Records.
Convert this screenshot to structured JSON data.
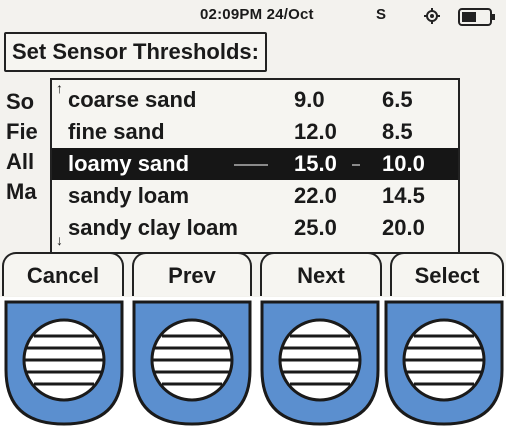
{
  "status": {
    "time": "02:09PM 24/Oct",
    "indicator": "S",
    "gps_icon": "gps-target-icon",
    "battery_icon": "battery-icon"
  },
  "title": "Set Sensor Thresholds:",
  "background_items": [
    "So",
    "Fie",
    "All",
    "Ma"
  ],
  "popup": {
    "scroll_up": "↑",
    "scroll_down": "↓",
    "rows": [
      {
        "name": "coarse sand",
        "v1": "9.0",
        "v2": "6.5",
        "selected": false
      },
      {
        "name": "fine sand",
        "v1": "12.0",
        "v2": "8.5",
        "selected": false
      },
      {
        "name": "loamy sand",
        "v1": "15.0",
        "v2": "10.0",
        "selected": true
      },
      {
        "name": "sandy loam",
        "v1": "22.0",
        "v2": "14.5",
        "selected": false
      },
      {
        "name": "sandy clay loam",
        "v1": "25.0",
        "v2": "20.0",
        "selected": false
      }
    ]
  },
  "softkeys": [
    "Cancel",
    "Prev",
    "Next",
    "Select"
  ],
  "colors": {
    "button_blue": "#5b8fcf",
    "screen_bg": "#f3f2ee",
    "selected_bg": "#161616"
  }
}
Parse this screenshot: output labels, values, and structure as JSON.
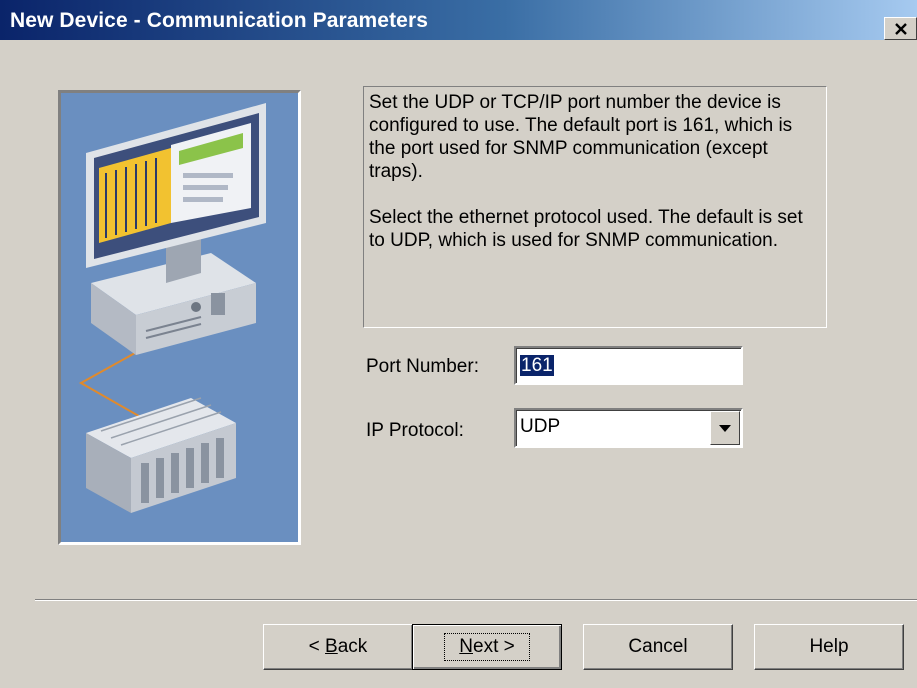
{
  "window": {
    "title": "New Device - Communication Parameters",
    "close_label": "×"
  },
  "description": {
    "paragraph1": "Set the UDP or TCP/IP port number the device is configured to use. The default port is 161, which is the port used for SNMP communication (except traps).",
    "paragraph2": "Select the ethernet protocol used. The default is set to UDP, which is used for SNMP communication."
  },
  "form": {
    "port_label": "Port Number:",
    "port_value": "161",
    "protocol_label": "IP Protocol:",
    "protocol_value": "UDP"
  },
  "buttons": {
    "back_prefix": "< ",
    "back_accel": "B",
    "back_rest": "ack",
    "next_accel": "N",
    "next_rest": "ext >",
    "cancel": "Cancel",
    "help": "Help"
  },
  "illustration": {
    "name": "computer-and-device-illustration",
    "background_color": "#6a8fc0"
  }
}
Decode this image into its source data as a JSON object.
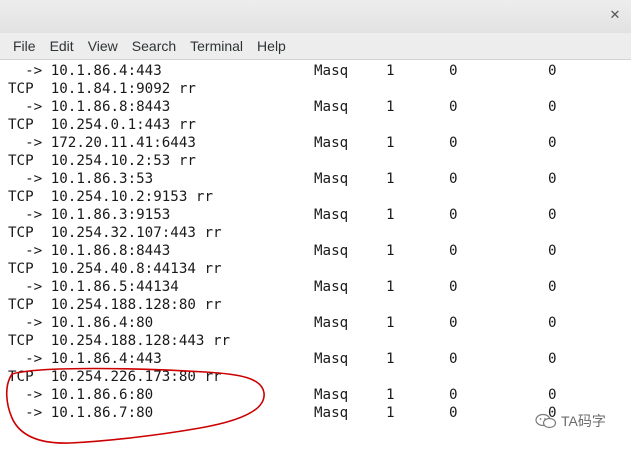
{
  "window": {
    "close_glyph": "✕"
  },
  "menu": [
    "File",
    "Edit",
    "View",
    "Search",
    "Terminal",
    "Help"
  ],
  "rows": [
    {
      "kind": "dest",
      "addr": "  -> 10.1.86.4:443",
      "fwd": "Masq",
      "weight": "1",
      "active": "0",
      "inact": "0"
    },
    {
      "kind": "svc",
      "text": "TCP  10.1.84.1:9092 rr"
    },
    {
      "kind": "dest",
      "addr": "  -> 10.1.86.8:8443",
      "fwd": "Masq",
      "weight": "1",
      "active": "0",
      "inact": "0"
    },
    {
      "kind": "svc",
      "text": "TCP  10.254.0.1:443 rr"
    },
    {
      "kind": "dest",
      "addr": "  -> 172.20.11.41:6443",
      "fwd": "Masq",
      "weight": "1",
      "active": "0",
      "inact": "0"
    },
    {
      "kind": "svc",
      "text": "TCP  10.254.10.2:53 rr"
    },
    {
      "kind": "dest",
      "addr": "  -> 10.1.86.3:53",
      "fwd": "Masq",
      "weight": "1",
      "active": "0",
      "inact": "0"
    },
    {
      "kind": "svc",
      "text": "TCP  10.254.10.2:9153 rr"
    },
    {
      "kind": "dest",
      "addr": "  -> 10.1.86.3:9153",
      "fwd": "Masq",
      "weight": "1",
      "active": "0",
      "inact": "0"
    },
    {
      "kind": "svc",
      "text": "TCP  10.254.32.107:443 rr"
    },
    {
      "kind": "dest",
      "addr": "  -> 10.1.86.8:8443",
      "fwd": "Masq",
      "weight": "1",
      "active": "0",
      "inact": "0"
    },
    {
      "kind": "svc",
      "text": "TCP  10.254.40.8:44134 rr"
    },
    {
      "kind": "dest",
      "addr": "  -> 10.1.86.5:44134",
      "fwd": "Masq",
      "weight": "1",
      "active": "0",
      "inact": "0"
    },
    {
      "kind": "svc",
      "text": "TCP  10.254.188.128:80 rr"
    },
    {
      "kind": "dest",
      "addr": "  -> 10.1.86.4:80",
      "fwd": "Masq",
      "weight": "1",
      "active": "0",
      "inact": "0"
    },
    {
      "kind": "svc",
      "text": "TCP  10.254.188.128:443 rr"
    },
    {
      "kind": "dest",
      "addr": "  -> 10.1.86.4:443",
      "fwd": "Masq",
      "weight": "1",
      "active": "0",
      "inact": "0"
    },
    {
      "kind": "svc",
      "text": "TCP  10.254.226.173:80 rr"
    },
    {
      "kind": "dest",
      "addr": "  -> 10.1.86.6:80",
      "fwd": "Masq",
      "weight": "1",
      "active": "0",
      "inact": "0"
    },
    {
      "kind": "dest",
      "addr": "  -> 10.1.86.7:80",
      "fwd": "Masq",
      "weight": "1",
      "active": "0",
      "inact": "0"
    }
  ],
  "annotation": {
    "color": "#cc0000"
  },
  "watermark": {
    "text": "TA码字",
    "icon": "wechat-icon"
  }
}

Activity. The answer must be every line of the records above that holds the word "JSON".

Exercise output.
Convert this screenshot to structured JSON data.
Parse this screenshot: output labels, values, and structure as JSON.
Decode this image into its source data as a JSON object.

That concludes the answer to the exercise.